What happens when we do not create “good” HTML? In this activity, we will look at a few different examples.

W3C Validation Service

When an HTML document does not comply with the W3C’s HTML5 standard, most web browsers do their best to render the document using their detault settings. HTML5 provides detailed instructions for web browser developers on how to handle mistakes or issues in an HTML5 document; for example, how to handle problems such as missing optional end tags.

However, there are still many problems that web browsers may not be able to handle properly. A common problem is a missing closing tag or mistyped opening and/or closing tag. For example, consider the following HTML.

<!DOCTYPE html>
<html>
  <head>
    <title>A First Example</title>
  </head>
  <body>
    <p>
      Try including an anchor tag 
      <a href="http://www.cs.virginia.edu">CS website 
      without a closing tag.
    </p>
    <p>
      Then add another paragraph. 
      Try running this example and see how it looks. 
    </p>
  </body>
</html>

How does your browser render the example above? How does the browser build this HTML into a DOM tree?

Copy the above HTML and submit it to the W3C’s Markup Validation Service.

Question: Does the service provide enough information to fix the HTML syntax errors?

Now consider the following additional html snippet:

<p>
Here is a first paragraph
<p>
  Then another paragraph. 
  Try running this example and see how it looks. 
</p>

Question: Does this also contain a syntax error in HTML?

Add it to your earlier HTML and test it with the W3C Markup Validation Service.

Sometimes, problems relate to semantic constraints in HTML5. Some HTML5 elements may have a specific role or meaning, and should appear only once in an HTML document. For instance (as shown below), having multiple intances of the <main> element, which describes the main content of an HTML document, in an HTML document would cause the document to be invalid.

<body>
  <main id="main1">This is the main content of the document</main>
  <main id="main2">Here is more main content of the document</main>  
</body> 

Now we will test out the HTML validation service provided by W3C. This service will help us ensure that we’re writing good HTML5; it will also provide error messages to help us clean up our code.

  1. Create an HTML file and enter the following code
     <!DOCTYPE html>
     <html>
       <head>
    
       </head>
       <body>
         <p>Hello World!</p>
         <title>Hello World example</title>
         <main id="main1">An example HTML Document</main>
         <main id="main2">Experimenting with W3C's Validation Service</main>  
       </body>
     </html> 
    
  2. Go to W3C’s Markup Validation Service. Upload your HTML file to validate.

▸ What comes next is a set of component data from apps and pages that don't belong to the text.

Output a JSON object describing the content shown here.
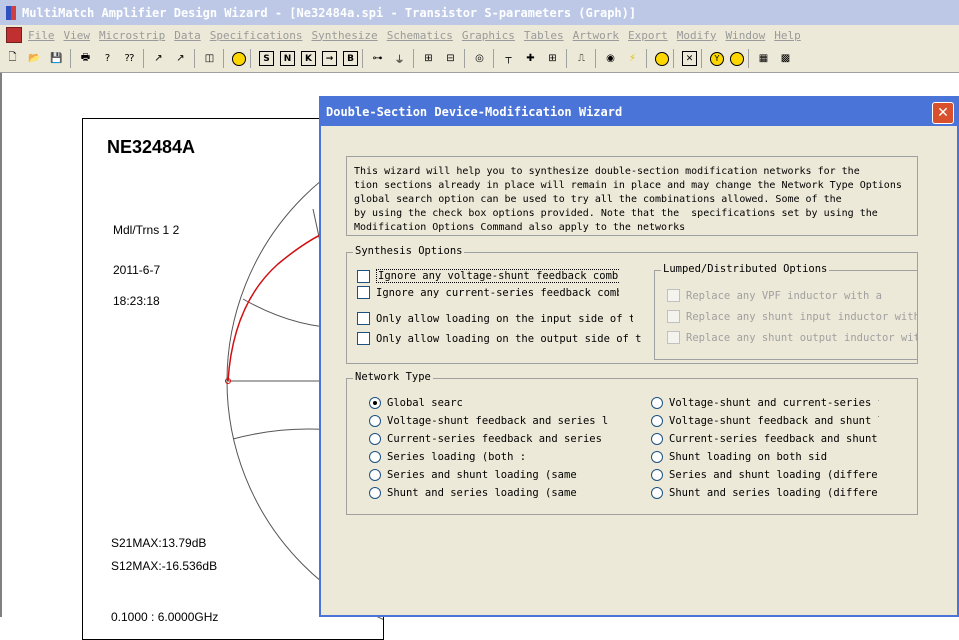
{
  "window": {
    "title": "MultiMatch Amplifier Design Wizard - [Ne32484a.spi - Transistor S-parameters (Graph)]"
  },
  "menu": {
    "items": [
      "File",
      "View",
      "Microstrip",
      "Data",
      "Specifications",
      "Synthesize",
      "Schematics",
      "Graphics",
      "Tables",
      "Artwork",
      "Export",
      "Modify",
      "Window",
      "Help"
    ]
  },
  "toolbar": {
    "icons": [
      "new-icon",
      "open-icon",
      "save-icon",
      "print-icon",
      "help-icon",
      "context-help-icon",
      "arrow-a-icon",
      "arrow-a2-icon",
      "split-icon",
      "circle-b-icon",
      "box-s-icon",
      "box-n-icon",
      "box-k-icon",
      "box-arrow-icon",
      "box-b-icon",
      "lumped-icon",
      "ground-icon",
      "network-icon",
      "network2-icon",
      "target-icon",
      "tee-icon",
      "plus-icon",
      "box-plus-icon",
      "pulse-icon",
      "ring-icon",
      "lightning-icon",
      "dot-icon",
      "x-box-icon",
      "y-circle-icon",
      "dot-circle-icon",
      "chip-icon",
      "chip2-icon"
    ],
    "box_labels": {
      "s": "S",
      "n": "N",
      "k": "K",
      "b": "B",
      "y": "Y"
    }
  },
  "plot": {
    "device": "NE32484A",
    "mode": "Mdl/Trns 1 2",
    "date": "2011-6-7",
    "time": "18:23:18",
    "s21max": "S21MAX:13.79dB",
    "s12max": "S12MAX:-16.536dB",
    "freq": "0.1000 : 6.0000GHz",
    "trace_color": "#d01010"
  },
  "dialog": {
    "title": "Double-Section Device-Modification Wizard",
    "info_lines": [
      "This wizard will help you to synthesize double-section modification networks for the",
      "tion sections already in place will remain in place and may change the Network Type Options",
      "global search option can be used to try all the combinations allowed. Some of the",
      "by using the check box options provided. Note that the  specifications set by using the",
      "Modification Options Command also apply to the networks"
    ],
    "synthesis": {
      "title": "Synthesis Options",
      "options": [
        "Ignore any voltage-shunt feedback combi",
        "Ignore any current-series feedback comb:",
        "Only allow loading on the input side of tl",
        "Only allow loading on the output  side of t"
      ]
    },
    "lumped": {
      "title": "Lumped/Distributed Options",
      "options": [
        "Replace any VPF inductor with a",
        "Replace any shunt input inductor with",
        "Replace any shunt output inductor wit"
      ]
    },
    "network": {
      "title": "Network Type",
      "left": [
        "Global searc",
        "Voltage-shunt feedback and series l",
        "Current-series feedback and series",
        "Series loading (both :",
        "Series and shunt loading (same",
        "Shunt and series loading (same"
      ],
      "right": [
        "Voltage-shunt and current-series fe",
        "Voltage-shunt feedback and shunt lo",
        "Current-series feedback and shunt l",
        "Shunt loading on both sid",
        "Series and shunt loading (differe",
        "Shunt and series loading (differe"
      ],
      "selected": "Global searc"
    }
  }
}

The code (previous step) has some problems that should cause validationerrors when checking it through the W3C’s validation service.
  3. Inspect the validation results. Try to correct it. Repeat step 2 until the file is valid.
  4. Upload the HTML you created earlier and ensure it is valid. Likewise, try some of the errors we’ve mentioned above see how the validation service alerts you to those problems.

Submission: Submit your completed HTML file to Gradescope in Activity 2.